Second Edition, with a New Foreword by the Gitanyow Hereditary Chiefs

Table of contents

Foreword to the 2022 Edition
Part One: Histories of the Kitwancool
1. Historical Story of the Totem-Poles of the Clan of the Wolves, Gilt-Winth, of Kitwancool
2. Historical Story of the Nee-Gamks Totem-Pole Belonging to the Frog Clan
3. History of the Totem-Pole Ha-Ne-Lal-Gag (?Where the Raven Sleeps With Its Young?)
4. History of the Lands Belonging to Chief Neas-La-Ga-Naws (Mr. Fred Good), or the History of Mah-Ley and Ak-Gwen-Dasqu of the Wolf Clan.
5. History of the Wars with the Tse-Tsaut: How the Village of Git-An-Yow Became Kitwancool
Part Two: Territories of the Kitwancool
1. Territories of the Wolf Clan
2. Kitwancool Territories in General
3. Territories of Mah-Ley Group of The Wolf Clan
4. Territories of the Frog Clan
Part Three: Laws and Customs of the Kitwancool
1. Laws Concerning Territories
2. Chieftainship, Rank, and Power
3. Chief's Costume
4. Marriage
5. Naming of Children
6. Girls? Maturity, Boys? Maturity
7. Divorce, Widowhood
8. Cooking
1. List of Names in the House of Chief Neas-La-Ga-Naws
2. List of Names in the House of Chief Gwen-Nue


A new edition of the groundbreaking 1959 publication created in collaboration with the Gitanyow Hereditary Chiefs.

This beautiful new edition of the histories and laws of the Gitanyow (literally "people of the small/narrow place," once called the Kitwancool in settler accounts), as recounted to museum curator Wilson Duff in 1958, includes a new foreword by the Gitanyow Hereditary Chiefs while preserving the original text.

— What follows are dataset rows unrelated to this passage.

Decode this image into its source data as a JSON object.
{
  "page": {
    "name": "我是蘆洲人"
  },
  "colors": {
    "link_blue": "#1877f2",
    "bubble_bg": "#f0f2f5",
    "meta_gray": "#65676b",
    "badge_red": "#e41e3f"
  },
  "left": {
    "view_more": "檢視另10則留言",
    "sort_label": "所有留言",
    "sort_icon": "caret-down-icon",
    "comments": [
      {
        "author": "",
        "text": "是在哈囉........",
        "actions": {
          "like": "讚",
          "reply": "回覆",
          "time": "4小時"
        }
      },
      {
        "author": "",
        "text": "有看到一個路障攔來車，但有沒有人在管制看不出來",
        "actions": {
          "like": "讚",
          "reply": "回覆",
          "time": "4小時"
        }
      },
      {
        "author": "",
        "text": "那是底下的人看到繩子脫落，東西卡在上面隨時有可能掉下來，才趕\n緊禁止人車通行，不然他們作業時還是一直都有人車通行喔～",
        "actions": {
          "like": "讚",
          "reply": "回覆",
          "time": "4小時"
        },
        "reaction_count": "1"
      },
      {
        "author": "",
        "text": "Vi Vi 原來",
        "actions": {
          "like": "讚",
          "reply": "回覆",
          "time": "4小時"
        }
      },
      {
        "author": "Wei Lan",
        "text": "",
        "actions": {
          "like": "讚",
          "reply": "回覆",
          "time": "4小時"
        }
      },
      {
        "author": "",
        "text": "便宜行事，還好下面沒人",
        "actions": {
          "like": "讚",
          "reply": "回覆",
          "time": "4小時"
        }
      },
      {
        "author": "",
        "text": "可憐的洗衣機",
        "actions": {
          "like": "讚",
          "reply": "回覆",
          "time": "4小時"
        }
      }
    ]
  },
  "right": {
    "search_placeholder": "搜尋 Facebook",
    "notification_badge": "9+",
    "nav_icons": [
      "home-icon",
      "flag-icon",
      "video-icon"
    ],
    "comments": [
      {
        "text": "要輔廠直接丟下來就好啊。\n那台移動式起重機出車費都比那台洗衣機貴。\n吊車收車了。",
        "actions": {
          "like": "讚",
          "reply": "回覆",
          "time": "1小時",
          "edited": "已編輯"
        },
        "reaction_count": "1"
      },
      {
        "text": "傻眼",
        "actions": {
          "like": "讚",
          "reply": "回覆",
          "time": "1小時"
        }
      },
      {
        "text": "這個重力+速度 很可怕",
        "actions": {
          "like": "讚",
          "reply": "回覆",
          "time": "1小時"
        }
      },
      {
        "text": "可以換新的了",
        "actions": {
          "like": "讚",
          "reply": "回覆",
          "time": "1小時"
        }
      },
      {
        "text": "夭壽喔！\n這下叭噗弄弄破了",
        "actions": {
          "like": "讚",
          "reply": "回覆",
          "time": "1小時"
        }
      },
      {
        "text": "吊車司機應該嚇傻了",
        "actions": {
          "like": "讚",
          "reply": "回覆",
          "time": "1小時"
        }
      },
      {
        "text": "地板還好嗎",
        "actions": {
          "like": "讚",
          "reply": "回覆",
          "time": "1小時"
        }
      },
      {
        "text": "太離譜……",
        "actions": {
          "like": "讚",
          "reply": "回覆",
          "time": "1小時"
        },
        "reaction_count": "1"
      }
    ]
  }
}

Until the mid-twentieth century, the village of Gitanyow (once Kitwancool) was only accessible to outsiders by trail. This inaccessibility of territory protected a deeply independent spirit and unique legal system, recorded here as part of an agreement that allowed for the removal of Gitanyow totem poles to the Royal BC Museum for preservation. The complete histories of the Gitanyow, told in their own words, were also translated and recorded here as part of the same agreement.

This publication not only captures the histories, territories and laws of the Gitanyow, but also a significant moment in time for settler-Indigenous relations, and the origin story for totem poles still standing at the Royal BC Museum today.